[Items from a dataset]

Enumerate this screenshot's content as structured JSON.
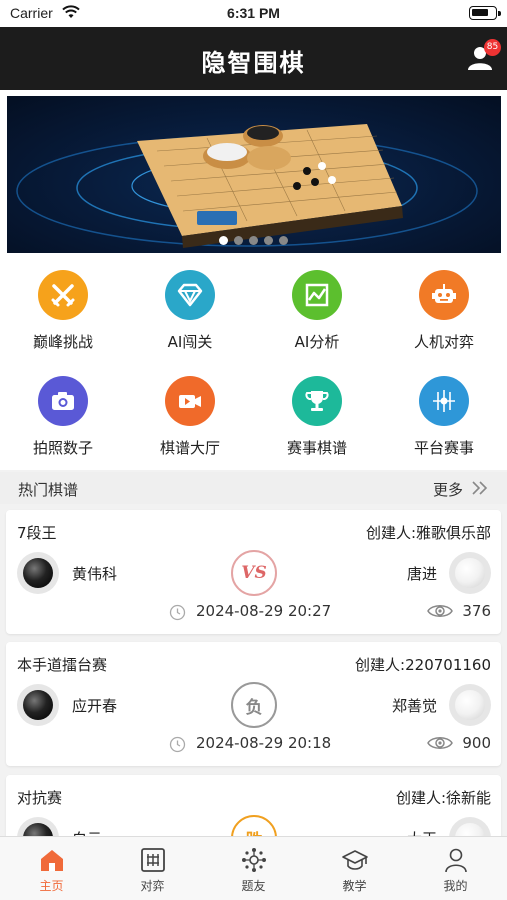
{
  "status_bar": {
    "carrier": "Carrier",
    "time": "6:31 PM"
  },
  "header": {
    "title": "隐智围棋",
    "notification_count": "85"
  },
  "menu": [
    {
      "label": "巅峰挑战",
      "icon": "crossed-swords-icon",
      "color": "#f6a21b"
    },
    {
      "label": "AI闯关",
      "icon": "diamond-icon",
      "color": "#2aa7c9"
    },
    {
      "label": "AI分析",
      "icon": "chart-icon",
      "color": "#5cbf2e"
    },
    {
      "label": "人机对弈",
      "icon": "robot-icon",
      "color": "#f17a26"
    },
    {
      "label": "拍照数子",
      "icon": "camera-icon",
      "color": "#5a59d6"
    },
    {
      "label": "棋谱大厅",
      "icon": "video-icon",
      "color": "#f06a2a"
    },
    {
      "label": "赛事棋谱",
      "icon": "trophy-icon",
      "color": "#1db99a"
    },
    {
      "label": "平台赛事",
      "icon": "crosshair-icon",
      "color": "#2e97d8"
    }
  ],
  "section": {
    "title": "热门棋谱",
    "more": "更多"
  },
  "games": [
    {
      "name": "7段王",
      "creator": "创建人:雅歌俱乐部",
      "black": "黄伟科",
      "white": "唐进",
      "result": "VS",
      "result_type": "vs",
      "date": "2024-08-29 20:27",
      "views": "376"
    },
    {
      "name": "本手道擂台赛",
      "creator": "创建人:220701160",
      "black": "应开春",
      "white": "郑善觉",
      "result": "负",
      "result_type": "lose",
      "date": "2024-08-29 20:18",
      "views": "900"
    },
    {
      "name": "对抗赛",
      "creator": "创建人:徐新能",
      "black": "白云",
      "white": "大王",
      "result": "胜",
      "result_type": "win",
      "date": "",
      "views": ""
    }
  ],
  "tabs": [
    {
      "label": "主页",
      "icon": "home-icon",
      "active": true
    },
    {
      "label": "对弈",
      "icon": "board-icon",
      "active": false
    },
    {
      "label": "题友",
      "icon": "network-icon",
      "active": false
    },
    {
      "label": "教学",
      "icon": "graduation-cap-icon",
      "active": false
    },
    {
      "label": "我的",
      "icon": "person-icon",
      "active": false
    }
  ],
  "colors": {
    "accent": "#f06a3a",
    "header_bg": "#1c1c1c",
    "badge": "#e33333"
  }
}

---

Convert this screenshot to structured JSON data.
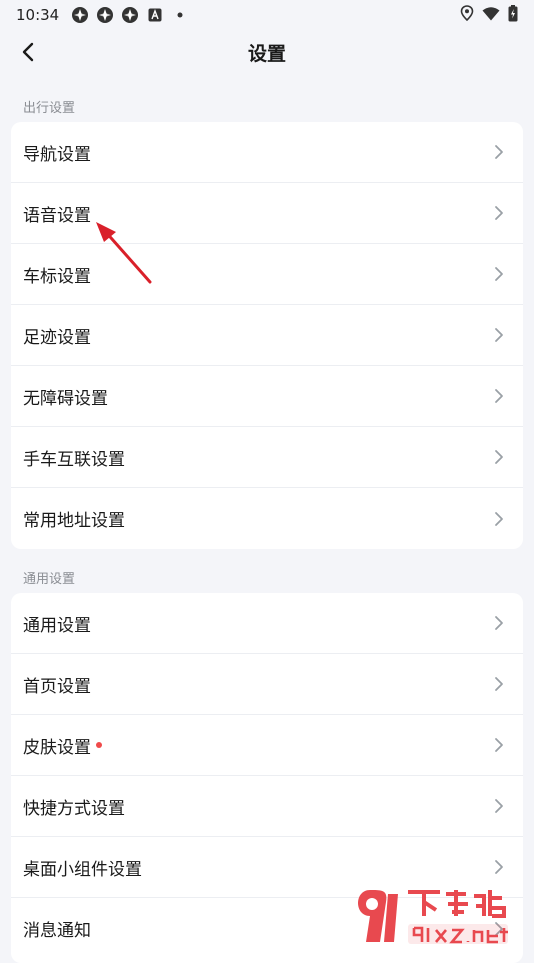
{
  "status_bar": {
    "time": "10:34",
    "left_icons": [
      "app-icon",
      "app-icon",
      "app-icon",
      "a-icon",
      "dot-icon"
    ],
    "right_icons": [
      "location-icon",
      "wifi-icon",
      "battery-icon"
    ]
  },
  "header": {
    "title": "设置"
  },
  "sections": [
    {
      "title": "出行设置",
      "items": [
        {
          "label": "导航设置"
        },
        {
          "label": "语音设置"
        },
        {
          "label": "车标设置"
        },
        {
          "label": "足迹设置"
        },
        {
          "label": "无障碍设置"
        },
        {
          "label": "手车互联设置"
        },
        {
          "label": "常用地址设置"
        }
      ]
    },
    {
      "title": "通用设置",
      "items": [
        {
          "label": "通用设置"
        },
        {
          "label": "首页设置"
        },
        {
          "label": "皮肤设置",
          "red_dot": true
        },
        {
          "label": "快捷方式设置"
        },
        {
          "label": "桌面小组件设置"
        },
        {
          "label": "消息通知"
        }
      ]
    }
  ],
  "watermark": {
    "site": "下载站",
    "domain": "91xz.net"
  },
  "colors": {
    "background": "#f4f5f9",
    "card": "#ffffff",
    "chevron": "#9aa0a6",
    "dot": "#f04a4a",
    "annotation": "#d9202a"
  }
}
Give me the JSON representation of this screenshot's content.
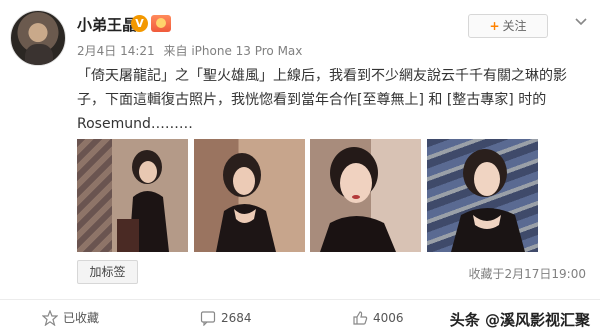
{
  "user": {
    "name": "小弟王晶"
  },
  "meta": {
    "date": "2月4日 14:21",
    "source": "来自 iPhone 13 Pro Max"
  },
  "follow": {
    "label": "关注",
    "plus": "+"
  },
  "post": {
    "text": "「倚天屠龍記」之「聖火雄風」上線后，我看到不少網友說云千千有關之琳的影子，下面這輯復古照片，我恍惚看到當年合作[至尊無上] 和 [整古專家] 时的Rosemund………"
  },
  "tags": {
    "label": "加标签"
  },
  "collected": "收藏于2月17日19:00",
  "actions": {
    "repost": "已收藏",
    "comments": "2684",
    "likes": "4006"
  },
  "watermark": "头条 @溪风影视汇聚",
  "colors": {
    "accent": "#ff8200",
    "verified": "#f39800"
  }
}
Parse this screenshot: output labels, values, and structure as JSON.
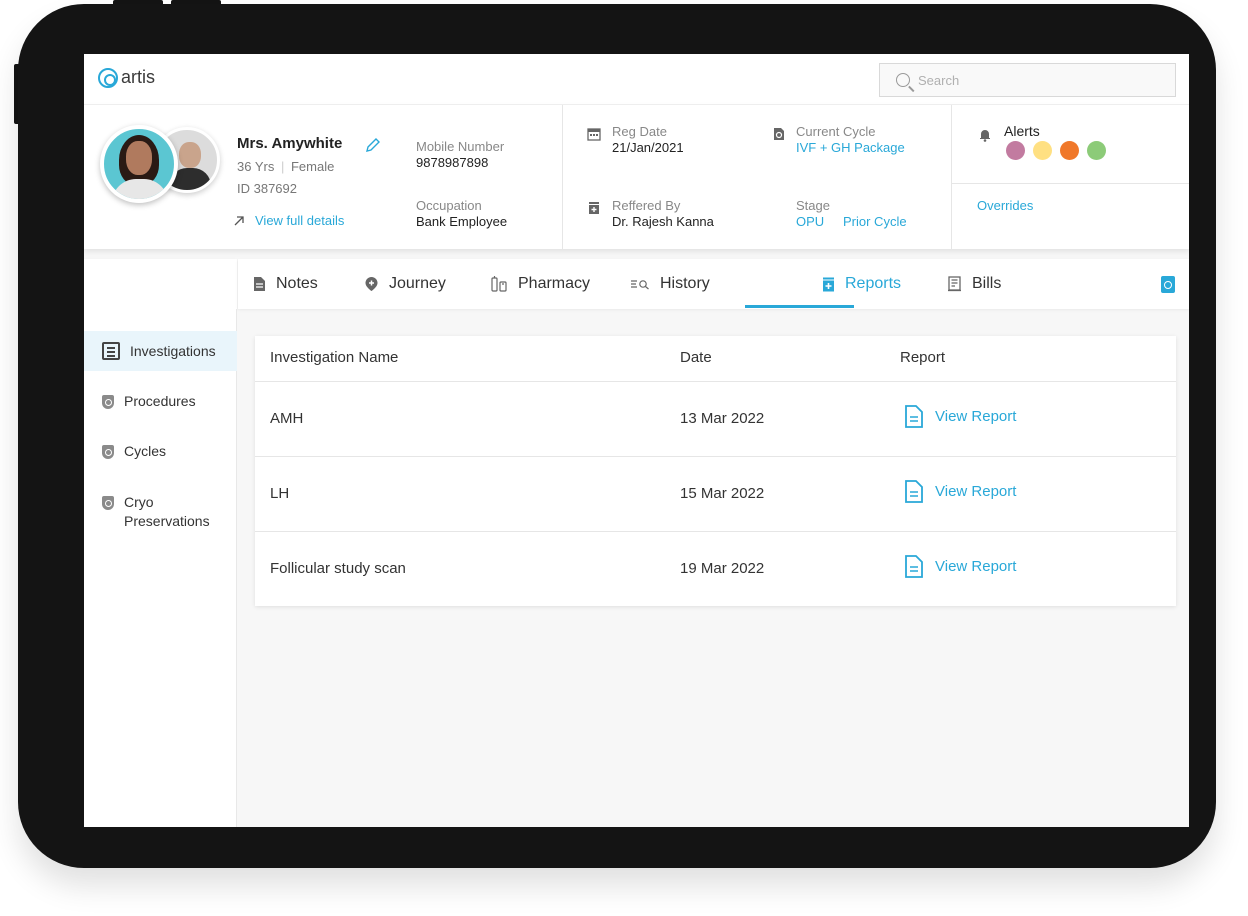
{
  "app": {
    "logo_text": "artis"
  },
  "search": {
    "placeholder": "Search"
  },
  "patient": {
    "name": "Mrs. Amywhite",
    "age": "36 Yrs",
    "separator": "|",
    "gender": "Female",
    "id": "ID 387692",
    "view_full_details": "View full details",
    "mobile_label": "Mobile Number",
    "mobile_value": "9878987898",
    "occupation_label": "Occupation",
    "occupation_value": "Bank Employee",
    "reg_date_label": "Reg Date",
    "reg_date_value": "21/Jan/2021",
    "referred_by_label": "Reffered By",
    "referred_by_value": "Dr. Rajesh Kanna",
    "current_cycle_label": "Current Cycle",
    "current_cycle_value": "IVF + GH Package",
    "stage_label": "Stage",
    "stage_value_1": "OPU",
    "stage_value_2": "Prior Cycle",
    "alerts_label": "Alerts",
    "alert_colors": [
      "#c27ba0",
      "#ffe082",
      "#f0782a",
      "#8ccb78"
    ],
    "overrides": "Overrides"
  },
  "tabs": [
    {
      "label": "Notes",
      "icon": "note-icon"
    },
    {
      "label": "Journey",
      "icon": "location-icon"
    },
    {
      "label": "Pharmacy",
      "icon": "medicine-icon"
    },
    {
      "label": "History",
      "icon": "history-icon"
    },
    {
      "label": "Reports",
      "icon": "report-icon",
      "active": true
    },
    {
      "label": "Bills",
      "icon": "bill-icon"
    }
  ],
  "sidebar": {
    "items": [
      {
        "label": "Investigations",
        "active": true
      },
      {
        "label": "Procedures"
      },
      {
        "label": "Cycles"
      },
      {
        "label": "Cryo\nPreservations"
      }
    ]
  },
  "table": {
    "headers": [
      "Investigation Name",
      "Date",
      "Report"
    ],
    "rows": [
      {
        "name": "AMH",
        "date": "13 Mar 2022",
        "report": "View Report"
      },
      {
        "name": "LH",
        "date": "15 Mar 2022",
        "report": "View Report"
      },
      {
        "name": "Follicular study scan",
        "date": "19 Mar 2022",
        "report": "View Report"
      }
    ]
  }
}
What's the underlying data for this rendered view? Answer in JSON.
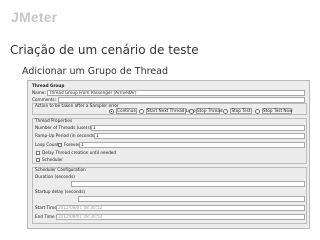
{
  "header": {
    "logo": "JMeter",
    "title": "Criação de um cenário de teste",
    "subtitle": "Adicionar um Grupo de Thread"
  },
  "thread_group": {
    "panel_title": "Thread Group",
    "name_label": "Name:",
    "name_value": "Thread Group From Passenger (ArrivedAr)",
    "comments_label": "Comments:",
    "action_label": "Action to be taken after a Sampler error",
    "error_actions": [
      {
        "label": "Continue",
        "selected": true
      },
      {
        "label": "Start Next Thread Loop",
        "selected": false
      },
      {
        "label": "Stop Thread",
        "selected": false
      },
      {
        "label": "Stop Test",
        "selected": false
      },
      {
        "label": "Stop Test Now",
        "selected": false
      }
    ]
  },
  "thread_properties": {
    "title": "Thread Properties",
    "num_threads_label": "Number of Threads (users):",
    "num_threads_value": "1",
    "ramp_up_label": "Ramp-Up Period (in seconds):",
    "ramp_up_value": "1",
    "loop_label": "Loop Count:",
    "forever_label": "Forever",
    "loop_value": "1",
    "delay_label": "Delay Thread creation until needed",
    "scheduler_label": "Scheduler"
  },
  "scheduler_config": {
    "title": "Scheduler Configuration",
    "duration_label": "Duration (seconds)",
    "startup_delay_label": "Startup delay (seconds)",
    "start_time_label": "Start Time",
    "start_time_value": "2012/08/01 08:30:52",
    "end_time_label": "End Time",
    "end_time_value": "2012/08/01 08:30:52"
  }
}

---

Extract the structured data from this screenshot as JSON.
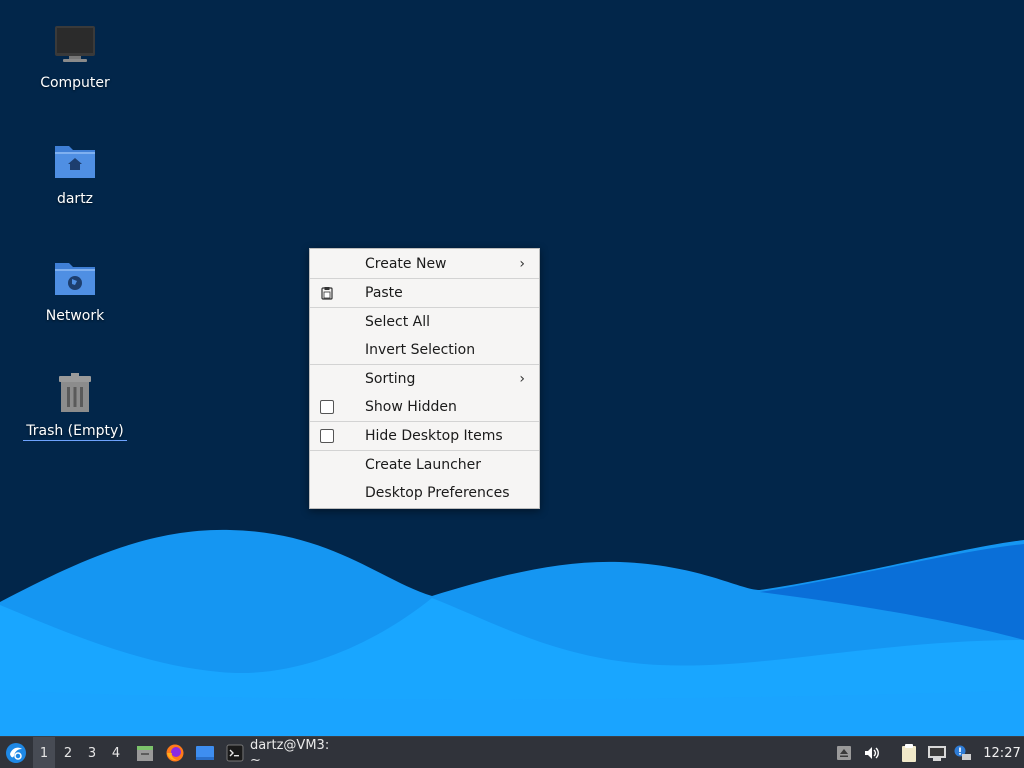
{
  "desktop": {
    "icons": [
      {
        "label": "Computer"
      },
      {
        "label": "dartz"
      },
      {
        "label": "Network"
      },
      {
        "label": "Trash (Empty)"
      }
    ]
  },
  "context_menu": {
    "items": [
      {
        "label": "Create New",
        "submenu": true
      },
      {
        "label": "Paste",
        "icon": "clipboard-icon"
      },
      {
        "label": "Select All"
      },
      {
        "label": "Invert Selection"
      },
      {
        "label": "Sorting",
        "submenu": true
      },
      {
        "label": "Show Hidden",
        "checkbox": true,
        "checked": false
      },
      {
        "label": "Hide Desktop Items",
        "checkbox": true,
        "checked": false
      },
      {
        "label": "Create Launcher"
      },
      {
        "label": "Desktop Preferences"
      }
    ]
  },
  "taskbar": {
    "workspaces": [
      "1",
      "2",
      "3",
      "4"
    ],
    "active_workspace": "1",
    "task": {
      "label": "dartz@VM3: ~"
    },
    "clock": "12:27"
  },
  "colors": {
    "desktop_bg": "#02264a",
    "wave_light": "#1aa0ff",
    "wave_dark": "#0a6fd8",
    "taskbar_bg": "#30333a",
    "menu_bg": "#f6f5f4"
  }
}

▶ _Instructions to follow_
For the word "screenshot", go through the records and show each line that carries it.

▶ _Response to the task_
Enumerate this screenshot's content as structured JSON.
Convert this screenshot to structured JSON data.
Give me the JSON representation of this screenshot's content.
Parse this screenshot: output labels, values, and structure as JSON.
Extract the structured data from this screenshot as JSON.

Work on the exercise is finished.